TASK DIRECTIONS:
Omitting all pictures, retype the entries below exactly as given.

Top of MATERIAL FOR THIS TASK

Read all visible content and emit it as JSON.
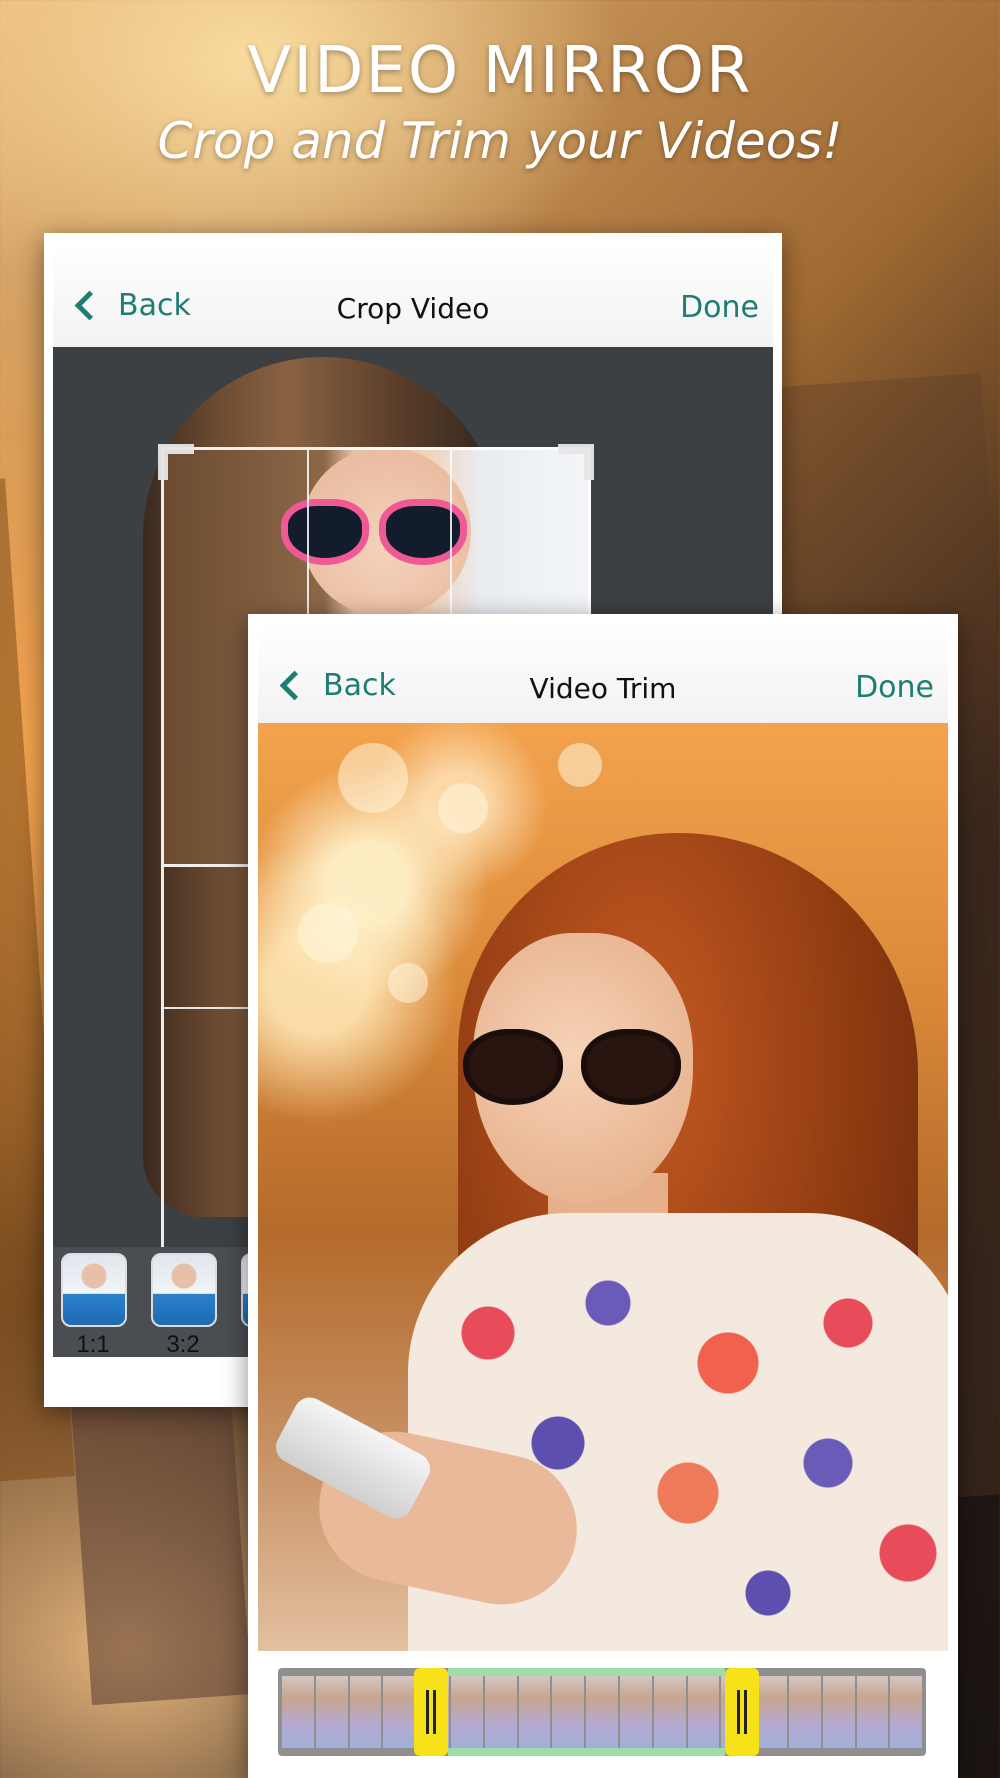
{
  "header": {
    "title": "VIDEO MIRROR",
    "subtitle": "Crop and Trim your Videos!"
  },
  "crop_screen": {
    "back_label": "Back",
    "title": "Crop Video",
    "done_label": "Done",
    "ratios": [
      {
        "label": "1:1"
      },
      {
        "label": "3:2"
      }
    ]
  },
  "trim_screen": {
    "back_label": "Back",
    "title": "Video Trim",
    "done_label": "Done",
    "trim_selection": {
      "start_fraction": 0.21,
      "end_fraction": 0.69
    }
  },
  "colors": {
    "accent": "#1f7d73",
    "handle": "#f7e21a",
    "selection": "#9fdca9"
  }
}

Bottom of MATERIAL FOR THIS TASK

EXERCISE RESPONSE:
Read all visible content and emit it as JSON.
{
  "header": {
    "title": "VIDEO MIRROR",
    "subtitle": "Crop and Trim your Videos!"
  },
  "crop_screen": {
    "back_label": "Back",
    "title": "Crop Video",
    "done_label": "Done",
    "ratios": [
      {
        "label": "1:1"
      },
      {
        "label": "3:2"
      }
    ]
  },
  "trim_screen": {
    "back_label": "Back",
    "title": "Video Trim",
    "done_label": "Done",
    "trim_selection": {
      "start_fraction": 0.21,
      "end_fraction": 0.69
    }
  },
  "colors": {
    "accent": "#1f7d73",
    "handle": "#f7e21a",
    "selection": "#9fdca9"
  }
}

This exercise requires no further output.